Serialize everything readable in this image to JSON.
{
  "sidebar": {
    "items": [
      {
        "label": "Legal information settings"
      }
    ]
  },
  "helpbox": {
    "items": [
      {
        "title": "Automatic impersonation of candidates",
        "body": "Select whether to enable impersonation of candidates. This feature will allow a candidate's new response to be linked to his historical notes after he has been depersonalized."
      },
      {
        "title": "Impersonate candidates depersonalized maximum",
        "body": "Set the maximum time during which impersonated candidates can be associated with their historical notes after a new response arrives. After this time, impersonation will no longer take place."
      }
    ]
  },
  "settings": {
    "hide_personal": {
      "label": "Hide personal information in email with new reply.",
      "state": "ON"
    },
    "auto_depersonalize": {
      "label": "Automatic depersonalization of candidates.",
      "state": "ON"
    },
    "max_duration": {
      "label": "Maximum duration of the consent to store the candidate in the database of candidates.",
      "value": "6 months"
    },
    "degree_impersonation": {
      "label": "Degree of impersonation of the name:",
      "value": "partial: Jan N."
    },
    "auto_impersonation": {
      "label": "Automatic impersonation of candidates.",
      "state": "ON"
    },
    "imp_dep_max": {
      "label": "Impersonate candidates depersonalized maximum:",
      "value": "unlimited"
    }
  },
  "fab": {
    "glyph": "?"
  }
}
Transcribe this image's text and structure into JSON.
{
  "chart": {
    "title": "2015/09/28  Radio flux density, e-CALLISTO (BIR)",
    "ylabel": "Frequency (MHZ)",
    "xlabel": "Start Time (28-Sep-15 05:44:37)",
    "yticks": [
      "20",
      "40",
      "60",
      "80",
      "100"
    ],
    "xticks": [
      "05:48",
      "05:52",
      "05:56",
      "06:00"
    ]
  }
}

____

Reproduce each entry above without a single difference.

• [Task result]
Serialize everything readable in this image to JSON.
{
  "sidebar": {
    "items": [
      {
        "label": "Legal information settings"
      }
    ]
  },
  "helpbox": {
    "items": [
      {
        "title": "Automatic impersonation of candidates",
        "body": "Select whether to enable impersonation of candidates. This feature will allow a candidate's new response to be linked to his historical notes after he has been depersonalized."
      },
      {
        "title": "Impersonate candidates depersonalized maximum",
        "body": "Set the maximum time during which impersonated candidates can be associated with their historical notes after a new response arrives. After this time, impersonation will no longer take place."
      }
    ]
  },
  "settings": {
    "hide_personal": {
      "label": "Hide personal information in email with new reply.",
      "state": "ON"
    },
    "auto_depersonalize": {
      "label": "Automatic depersonalization of candidates.",
      "state": "ON"
    },
    "max_duration": {
      "label": "Maximum duration of the consent to store the candidate in the database of candidates.",
      "value": "6 months"
    },
    "degree_impersonation": {
      "label": "Degree of impersonation of the name:",
      "value": "partial: Jan N."
    },
    "auto_impersonation": {
      "label": "Automatic impersonation of candidates.",
      "state": "ON"
    },
    "imp_dep_max": {
      "label": "Impersonate candidates depersonalized maximum:",
      "value": "unlimited"
    }
  },
  "fab": {
    "glyph": "?"
  }
}
Transcribe this image's text and structure into JSON.
{
  "chart": {
    "title": "2015/09/28  Radio flux density, e-CALLISTO (BIR)",
    "ylabel": "Frequency (MHZ)",
    "xlabel": "Start Time (28-Sep-15 05:44:37)",
    "yticks": [
      "20",
      "40",
      "60",
      "80",
      "100"
    ],
    "xticks": [
      "05:48",
      "05:52",
      "05:56",
      "06:00"
    ]
  }
}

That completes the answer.